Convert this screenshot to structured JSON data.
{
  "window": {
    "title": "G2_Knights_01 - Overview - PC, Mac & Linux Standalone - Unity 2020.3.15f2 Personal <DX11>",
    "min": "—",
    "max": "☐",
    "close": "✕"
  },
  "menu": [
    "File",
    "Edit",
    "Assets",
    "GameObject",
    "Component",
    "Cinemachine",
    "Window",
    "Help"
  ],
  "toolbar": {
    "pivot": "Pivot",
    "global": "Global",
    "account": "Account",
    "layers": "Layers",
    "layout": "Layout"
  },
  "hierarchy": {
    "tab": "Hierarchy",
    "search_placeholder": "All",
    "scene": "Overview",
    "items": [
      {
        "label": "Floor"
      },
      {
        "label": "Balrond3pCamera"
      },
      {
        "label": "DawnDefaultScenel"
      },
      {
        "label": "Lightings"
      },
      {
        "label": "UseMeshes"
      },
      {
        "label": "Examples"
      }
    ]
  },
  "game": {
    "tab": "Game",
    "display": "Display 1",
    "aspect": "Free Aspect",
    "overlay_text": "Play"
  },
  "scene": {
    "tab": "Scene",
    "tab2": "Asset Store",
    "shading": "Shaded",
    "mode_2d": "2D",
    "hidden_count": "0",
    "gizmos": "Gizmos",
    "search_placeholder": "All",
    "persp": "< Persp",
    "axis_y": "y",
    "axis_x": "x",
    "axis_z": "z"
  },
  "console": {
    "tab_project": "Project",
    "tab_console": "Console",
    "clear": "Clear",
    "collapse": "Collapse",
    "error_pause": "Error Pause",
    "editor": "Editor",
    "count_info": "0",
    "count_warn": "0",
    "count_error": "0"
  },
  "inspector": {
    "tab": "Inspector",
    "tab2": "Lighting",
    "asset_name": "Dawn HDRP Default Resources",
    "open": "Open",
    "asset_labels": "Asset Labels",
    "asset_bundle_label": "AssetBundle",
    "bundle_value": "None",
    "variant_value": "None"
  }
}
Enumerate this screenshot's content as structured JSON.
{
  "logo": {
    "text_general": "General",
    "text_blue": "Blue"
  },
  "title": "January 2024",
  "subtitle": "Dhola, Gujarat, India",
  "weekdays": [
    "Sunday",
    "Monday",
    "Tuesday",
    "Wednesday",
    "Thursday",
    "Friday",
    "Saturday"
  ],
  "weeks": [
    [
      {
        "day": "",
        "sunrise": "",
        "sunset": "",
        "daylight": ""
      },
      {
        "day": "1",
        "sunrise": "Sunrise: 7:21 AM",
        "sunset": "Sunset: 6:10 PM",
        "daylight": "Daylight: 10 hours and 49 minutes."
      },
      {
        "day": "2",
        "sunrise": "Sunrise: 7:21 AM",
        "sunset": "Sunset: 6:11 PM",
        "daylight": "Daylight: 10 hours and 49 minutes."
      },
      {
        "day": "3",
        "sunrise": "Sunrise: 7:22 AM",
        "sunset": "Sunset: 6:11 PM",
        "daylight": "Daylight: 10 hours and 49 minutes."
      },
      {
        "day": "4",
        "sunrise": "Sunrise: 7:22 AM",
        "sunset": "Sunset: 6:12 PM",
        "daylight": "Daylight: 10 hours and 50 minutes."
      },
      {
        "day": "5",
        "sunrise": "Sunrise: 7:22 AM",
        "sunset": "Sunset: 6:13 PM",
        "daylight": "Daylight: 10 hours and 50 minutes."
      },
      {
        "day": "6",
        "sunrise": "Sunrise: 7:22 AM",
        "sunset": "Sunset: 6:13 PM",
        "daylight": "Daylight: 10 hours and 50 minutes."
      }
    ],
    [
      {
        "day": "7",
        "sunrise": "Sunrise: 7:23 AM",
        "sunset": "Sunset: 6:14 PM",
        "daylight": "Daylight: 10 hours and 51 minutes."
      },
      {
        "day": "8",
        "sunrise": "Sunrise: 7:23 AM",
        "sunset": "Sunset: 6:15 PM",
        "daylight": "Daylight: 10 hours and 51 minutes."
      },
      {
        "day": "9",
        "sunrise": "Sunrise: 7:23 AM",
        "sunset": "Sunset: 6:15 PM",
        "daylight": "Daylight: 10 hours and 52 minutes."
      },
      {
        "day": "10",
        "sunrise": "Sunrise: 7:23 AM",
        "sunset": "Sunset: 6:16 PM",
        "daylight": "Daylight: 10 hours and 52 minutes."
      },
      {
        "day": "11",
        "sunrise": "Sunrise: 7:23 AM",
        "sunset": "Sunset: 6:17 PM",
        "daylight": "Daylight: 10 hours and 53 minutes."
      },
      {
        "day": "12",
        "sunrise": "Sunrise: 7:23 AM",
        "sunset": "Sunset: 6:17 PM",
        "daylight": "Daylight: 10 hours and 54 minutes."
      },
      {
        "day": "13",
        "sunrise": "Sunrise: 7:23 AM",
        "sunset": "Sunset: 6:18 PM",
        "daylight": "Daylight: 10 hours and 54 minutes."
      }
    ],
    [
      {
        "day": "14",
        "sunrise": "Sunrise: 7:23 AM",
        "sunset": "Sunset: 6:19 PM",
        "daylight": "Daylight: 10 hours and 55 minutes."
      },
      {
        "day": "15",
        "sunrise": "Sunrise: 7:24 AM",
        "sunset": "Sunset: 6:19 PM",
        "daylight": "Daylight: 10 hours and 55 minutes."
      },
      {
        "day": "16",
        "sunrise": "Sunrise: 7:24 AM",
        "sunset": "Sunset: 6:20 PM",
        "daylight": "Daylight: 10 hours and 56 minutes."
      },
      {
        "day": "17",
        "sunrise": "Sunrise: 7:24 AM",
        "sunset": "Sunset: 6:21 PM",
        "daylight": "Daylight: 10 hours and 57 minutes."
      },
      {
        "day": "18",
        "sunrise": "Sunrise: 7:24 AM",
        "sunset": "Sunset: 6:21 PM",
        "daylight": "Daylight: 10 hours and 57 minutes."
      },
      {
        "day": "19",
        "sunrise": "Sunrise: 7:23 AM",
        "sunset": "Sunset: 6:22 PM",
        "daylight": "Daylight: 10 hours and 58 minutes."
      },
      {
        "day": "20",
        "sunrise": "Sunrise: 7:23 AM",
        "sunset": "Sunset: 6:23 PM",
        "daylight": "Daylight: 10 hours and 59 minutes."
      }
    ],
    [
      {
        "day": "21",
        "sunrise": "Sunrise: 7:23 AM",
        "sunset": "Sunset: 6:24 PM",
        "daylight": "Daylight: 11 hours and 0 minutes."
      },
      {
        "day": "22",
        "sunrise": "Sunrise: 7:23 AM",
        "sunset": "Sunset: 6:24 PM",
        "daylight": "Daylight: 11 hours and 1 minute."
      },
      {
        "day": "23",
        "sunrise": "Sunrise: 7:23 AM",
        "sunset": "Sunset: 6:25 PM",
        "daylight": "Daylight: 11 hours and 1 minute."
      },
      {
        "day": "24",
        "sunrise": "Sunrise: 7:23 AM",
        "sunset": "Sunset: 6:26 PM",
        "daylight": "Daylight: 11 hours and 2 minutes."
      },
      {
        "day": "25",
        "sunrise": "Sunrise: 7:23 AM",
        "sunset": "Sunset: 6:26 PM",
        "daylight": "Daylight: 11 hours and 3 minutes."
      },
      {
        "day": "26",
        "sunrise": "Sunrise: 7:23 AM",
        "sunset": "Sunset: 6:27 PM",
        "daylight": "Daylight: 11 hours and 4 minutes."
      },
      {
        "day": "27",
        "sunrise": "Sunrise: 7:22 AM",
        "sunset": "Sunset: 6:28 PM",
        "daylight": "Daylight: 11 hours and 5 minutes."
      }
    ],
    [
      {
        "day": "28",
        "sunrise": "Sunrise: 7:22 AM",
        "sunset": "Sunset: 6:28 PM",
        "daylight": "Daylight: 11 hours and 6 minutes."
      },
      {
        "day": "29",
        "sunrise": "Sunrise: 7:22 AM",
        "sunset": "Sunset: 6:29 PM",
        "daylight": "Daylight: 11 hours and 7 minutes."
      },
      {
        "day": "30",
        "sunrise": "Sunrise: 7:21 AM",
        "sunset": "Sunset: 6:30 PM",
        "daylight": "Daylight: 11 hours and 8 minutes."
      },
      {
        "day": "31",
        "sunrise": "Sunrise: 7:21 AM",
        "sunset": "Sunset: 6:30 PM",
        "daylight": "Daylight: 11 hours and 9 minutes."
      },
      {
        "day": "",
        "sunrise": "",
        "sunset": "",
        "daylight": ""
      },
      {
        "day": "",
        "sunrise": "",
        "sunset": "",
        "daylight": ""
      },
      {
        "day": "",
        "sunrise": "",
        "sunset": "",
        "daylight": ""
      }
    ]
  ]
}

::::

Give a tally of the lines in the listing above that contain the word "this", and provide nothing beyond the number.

### YOUR SOLUTION
2